1 In the beginning, God created the heavens and the earth. 2 The earth was without form and void, and darkness was over the face of the deep. And the Spirit of God was hovering over the face of the waters. 3 And God said, “Let there be light,” and there was light. 4 And God saw that the light was good. And God separated the light from the darkness. 5 God called the light Day, and the darkness he called Night. And there was evening and there was morning, the first day. Continue reading
by Jim Pemberton
Up to this point, I have made a case for faith based on reason. In this article, I want go back to a section of a previous article that talks about how reason is based on faith. This is the article where I discussed the limitations of the scientific method. The section comprises the first half of the article and is entitled Unprovable Presuppositions.
We all rely on unprovable presuppositions. It’s unavoidable. This is why it is all too easy for one camp to level at the other the charge of circular reasoning. Continue reading
by Jim Pemberton
So what of the foundation for knowledge between the non-theist and the theist, particularly the Christian? (I acknowledge a difference between other theists and Christians because Christianity has a particularly compelling apologetic for revelation. I won’t discuss that here, however.) So I’ll start this article with a recap of some of the earlier material and use it to jump off into a comparison between Christian and non-theistic epistemology, or to say, “how we each know what we claim to know.”

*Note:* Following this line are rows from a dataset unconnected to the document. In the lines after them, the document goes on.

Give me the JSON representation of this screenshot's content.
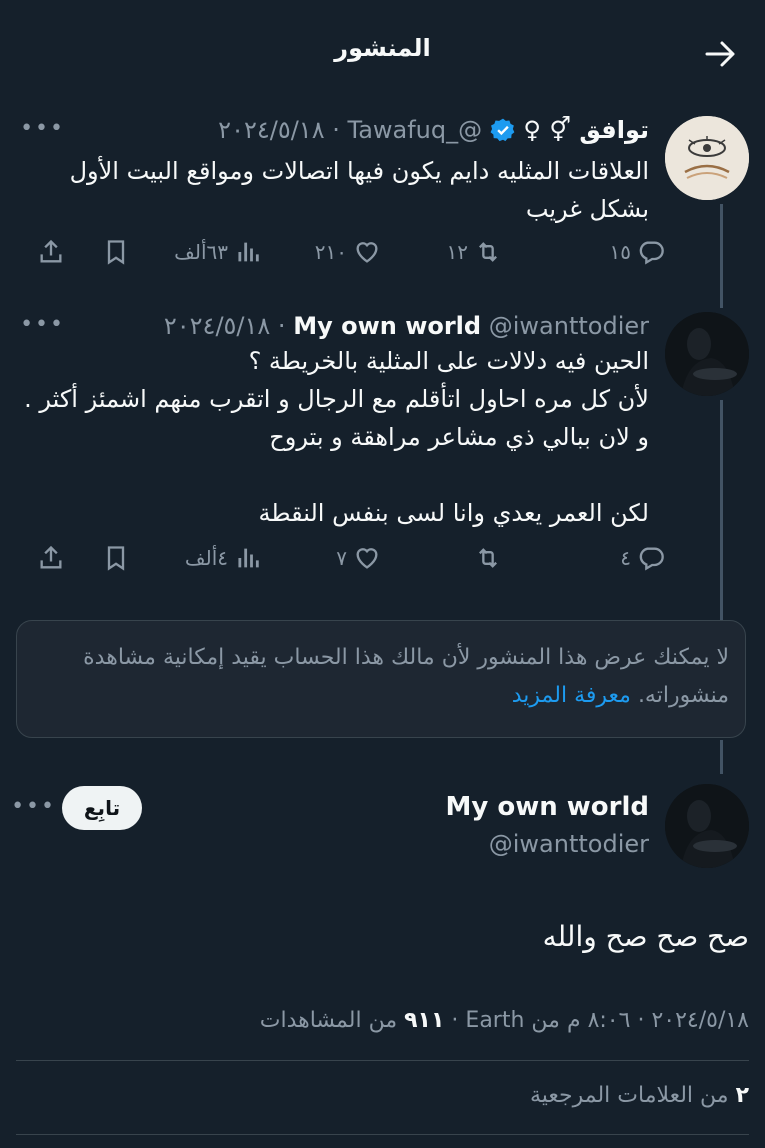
{
  "header": {
    "title": "المنشور",
    "back_icon": "arrow-right-icon"
  },
  "tweets": [
    {
      "display_name": "توافق ⚥ ♀",
      "verified": true,
      "handle": "@_Tawafuq",
      "date": "٢٠٢٤/٥/١٨",
      "text": "العلاقات المثليه دايم يكون فيها اتصالات ومواقع البيت الأول بشكل غريب",
      "replies": "١٥",
      "reposts": "١٢",
      "likes": "٢١٠",
      "views": "٦٣ألف"
    },
    {
      "display_name": "My own world",
      "handle": "@iwanttodier",
      "date": "٢٠٢٤/٥/١٨",
      "text": "الحين فيه دلالات على المثلية بالخريطة ؟\nلأن كل مره احاول اتأقلم مع الرجال و اتقرب منهم اشمئز أكثر . و لان ببالي ذي مشاعر مراهقة و بتروح\n\nلكن العمر يعدي وانا لسى بنفس النقطة",
      "replies": "٤",
      "reposts": "",
      "likes": "٧",
      "views": "٤ألف"
    }
  ],
  "notice": {
    "text": "لا يمكنك عرض هذا المنشور لأن مالك هذا الحساب يقيد إمكانية مشاهدة منشوراته.",
    "link": "معرفة المزيد"
  },
  "main_post": {
    "display_name": "My own world",
    "handle": "@iwanttodier",
    "follow_label": "تابِع",
    "text": "صح صح صح والله",
    "date": "٢٠٢٤/٥/١٨",
    "time": "٨:٠٦ م",
    "source": "من Earth",
    "views_count": "٩١١",
    "views_label": "من المشاهدات",
    "bookmarks_count": "٢",
    "bookmarks_label": "من العلامات المرجعية"
  },
  "colors": {
    "background": "#15202b",
    "text": "#f7f9f9",
    "muted": "#8b98a5",
    "accent": "#1d9bf0"
  }
}
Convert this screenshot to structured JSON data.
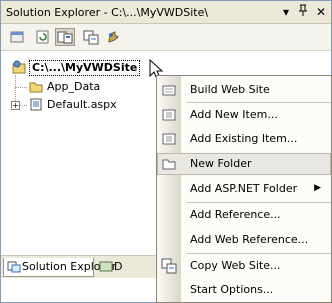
{
  "window": {
    "title": "Solution Explorer - C:\\...\\MyVWDSite\\",
    "pin_glyph": "▾ ₽",
    "close_glyph": "✕"
  },
  "toolbar": {
    "buttons": [
      "properties-icon",
      "refresh-icon",
      "show-all-files-icon",
      "copy-web-site-icon",
      "asp-net-configuration-icon"
    ]
  },
  "tree": {
    "root_label": "C:\\...\\MyVWDSite",
    "items": [
      {
        "label": "App_Data"
      },
      {
        "label": "Default.aspx"
      }
    ]
  },
  "bottom_tabs": {
    "solution_explorer": "Solution Explorer",
    "second_tab": "D"
  },
  "context_menu": {
    "items": [
      {
        "label": "Build Web Site",
        "icon": "build-icon"
      },
      {
        "label": "Add New Item...",
        "icon": "add-new-item-icon"
      },
      {
        "label": "Add Existing Item...",
        "icon": "add-existing-item-icon"
      },
      {
        "label": "New Folder",
        "icon": "new-folder-icon",
        "highlighted": true
      },
      {
        "label": "Add ASP.NET Folder",
        "submenu": true
      },
      {
        "label": "Add Reference..."
      },
      {
        "label": "Add Web Reference..."
      },
      {
        "label": "Copy Web Site...",
        "icon": "copy-web-site-icon"
      },
      {
        "label": "Start Options..."
      }
    ]
  },
  "colors": {
    "panel_border": "#7f9db9",
    "title_bg": "#ece9d8",
    "menu_highlight": "#e8e7e2"
  }
}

Faith isn’t blind, it is reasonable
It is a non-theistic charge that “faith is blind”. That is to claim that faith fills in the gaps for what we don’t know. That definition of faith is called “fideistic”. But mature Christians hold to a different definition of faith. Continue reading
by Jim Pemberton

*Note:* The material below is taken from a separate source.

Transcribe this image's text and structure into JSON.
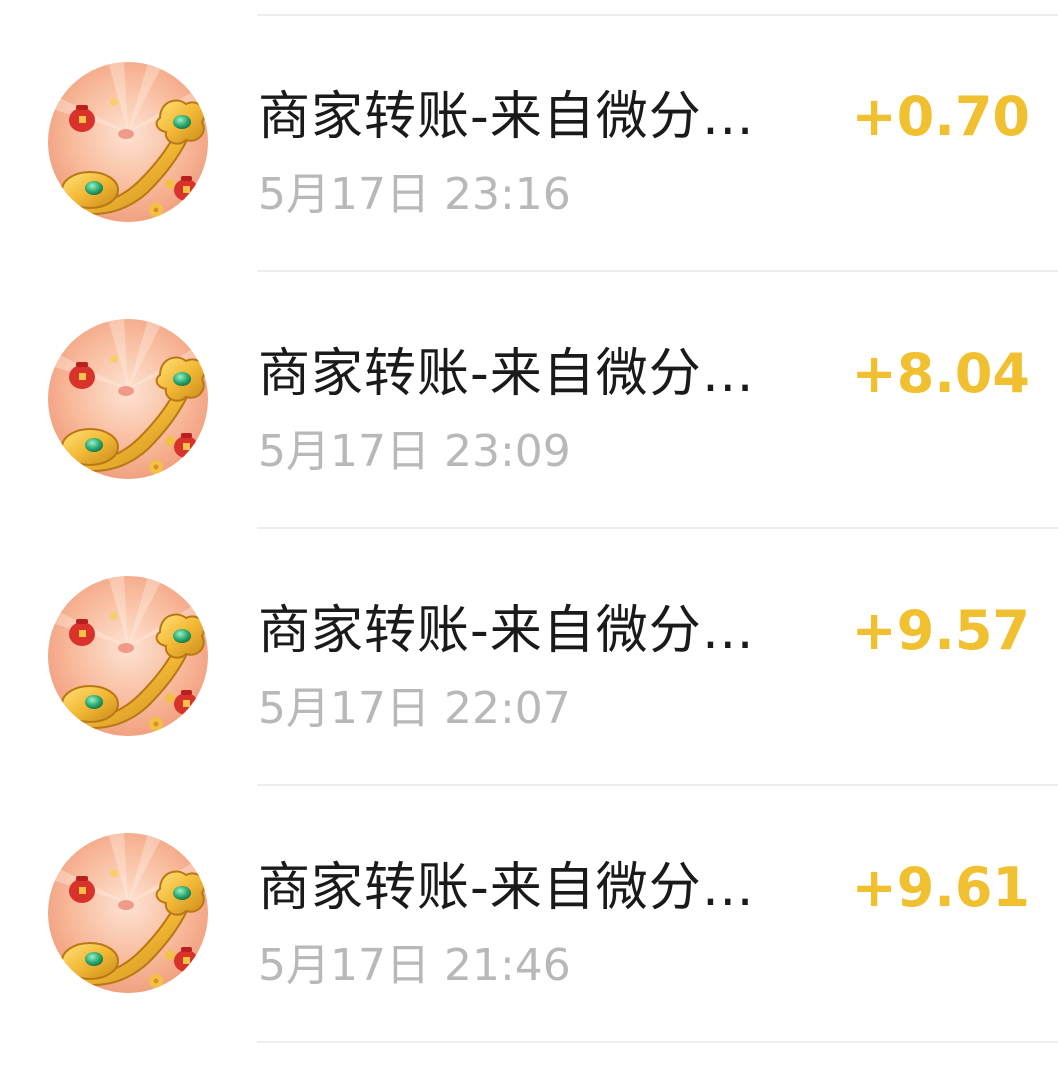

In the previous article I stated the scientific method in probably its simplest terms. I also stated it in probably its best light. In this article I will turn the tide and discuss some of its limitations. I’m sure I won’t be able to state them all here. However, I do want to establish two categories for understanding the epistemological limitations to the scientific method.
The first category is spelled out by the name I gave to this section: Unprovable Presuppositions. Different philosophical systems have different criteria for epistemological demonstration. Continue reading
by Jim Pemberton
We often hear about how science is based in reason, but we aren’t often taught precisely how this works. We know something of the scientific method, but we don’t know how it relates to logic. We only have some sense that it does. We have come to the part of this series on Science and Faith where I will discuss how the scientific method is based on deductive logic in general.
There’s no need in this series to handle all the various forms that the scientific method takes, so this will only be a general discussion. It will involve the common steps and how each works together to produce a reasonable conclusion. Continue reading
By Jim Pemberton
In discussing science and faith, the word “reason” is often bandied about without much to say as to what it actually is. Those with any education in philosophy know of the three laws of logic and how to construct syllogisms. That excludes most of the world. So in one short blog article, I intend to lay it out as simply as possible. The reason is that you can’t understand the scientific method without understanding how syllogisms work. Unfortunately, many scientists, while they know how to use the scientific method, don’t understand how it works logically. That’s the reason for discussing it. Hopefully by the end of the next article you will have at least an inkling on how it works and have a leg up on most scientists.
The Three Laws of Logic
There are three important laws of logic that philosophers have discovered over the millennia. They will seem simple at first, and they are. But many simple things get overlooked if they aren’t discussed, and it’s a big deal if these simple things are important. Continue reading